The secrecy and the fear and the ever-present threats of arrest, blackmail, physical assault, and murder
Evander “Andy” Mills is fired from the SFO police when he’s caught in a raid on a gay bar. It’s 1952 and he is now de facto a pariah from his previous life and lucky not to be in jail. It looks like there is only one way out until Pearl Lamontaine hires him to find out if her wife died in an accident or was murdered. But those are only the bones the story hangs on, which is as much about what life was like for gay Americans before Stonewall and Obergefell as it is about the solving the crime.
She’s in her thirties, with a severe black bob and dressed in a slightly oversized man’s suit, without the tie. She has huge dangling diamond earrings and a large ring on her finger–enough that a cop in a bad mood wouldn’t hassle her about cross-dressing laws, but just barely. It’s smart. I remember guys from the force going out looking for women in pants just to “show them what a real man is.”
“Cross-dressing laws.” Remember all the hassle Hillary got about her pantsuits? I had no idea until reading this book that that kind of behavior had its roots in actual law.
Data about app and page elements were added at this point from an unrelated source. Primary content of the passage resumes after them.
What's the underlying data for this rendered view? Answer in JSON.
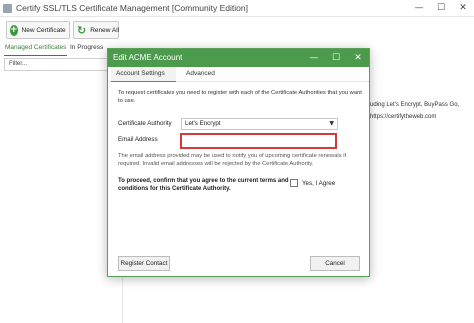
{
  "app": {
    "title": "Certify SSL/TLS Certificate Management [Community Edition]"
  },
  "window_controls": {
    "minimize": "—",
    "maximize": "☐",
    "close": "✕"
  },
  "toolbar": {
    "new_certificate_label": "New Certificate",
    "renew_all_label": "Renew All",
    "new_icon_glyph": "+",
    "renew_icon_glyph": "↻",
    "icon_color": "#3c9a3c"
  },
  "tabs": {
    "managed_label": "Managed Certificates",
    "in_progress_label": "In Progress"
  },
  "filter": {
    "placeholder": "Filter..."
  },
  "background": {
    "partial_text_1": "uding Let's Encrypt, BuyPass Go,",
    "partial_text_2": "https://certifytheweb.com"
  },
  "dialog": {
    "title": "Edit ACME Account",
    "controls": {
      "minimize": "—",
      "maximize": "☐",
      "close": "✕"
    },
    "tabs": {
      "account_settings": "Account Settings",
      "advanced": "Advanced"
    },
    "intro": "To request certificates you need to register with each of the Certificate Authorities that you want to use.",
    "ca_label": "Certificate Authority",
    "ca_value": "Let's Encrypt",
    "ca_caret": "▼",
    "email_label": "Email Address",
    "email_value": "",
    "email_note": "The email address provided may be used to notify you of upcoming certificate renewals if required. Invalid email addresses will be rejected by the Certificate Authority.",
    "agree_text": "To proceed, confirm that you agree to the current terms and conditions for this Certificate Authority.",
    "agree_label": "Yes, I Agree",
    "agree_checked": false,
    "register_button": "Register Contact",
    "cancel_button": "Cancel",
    "accent_color": "#4c9a4c",
    "error_outline_color": "#d33b3b"
  }
}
The secrecy and the fear and the ever-present threats of arrest, blackmail, physical assault, and murder must have been crushing to live under, and Rosen writes about all of it with absolute conviction and without letting it get in the way of the narrative.
Good writing, good characters, imaginative “locked mansion” setting, some interesting minutia about soap, a satisfying villain, and a great start to a new series. Sign me up.
Dana View All →
Author and founder of Storyknife.org.
My mom, who is 80, talks about being afraid of being thrown out of class for wearing pants to class in college in the early 60s.
I’m so glad I never had to go through that.
So glad to read this! I loved this book, and I’m happy to see it getting attention!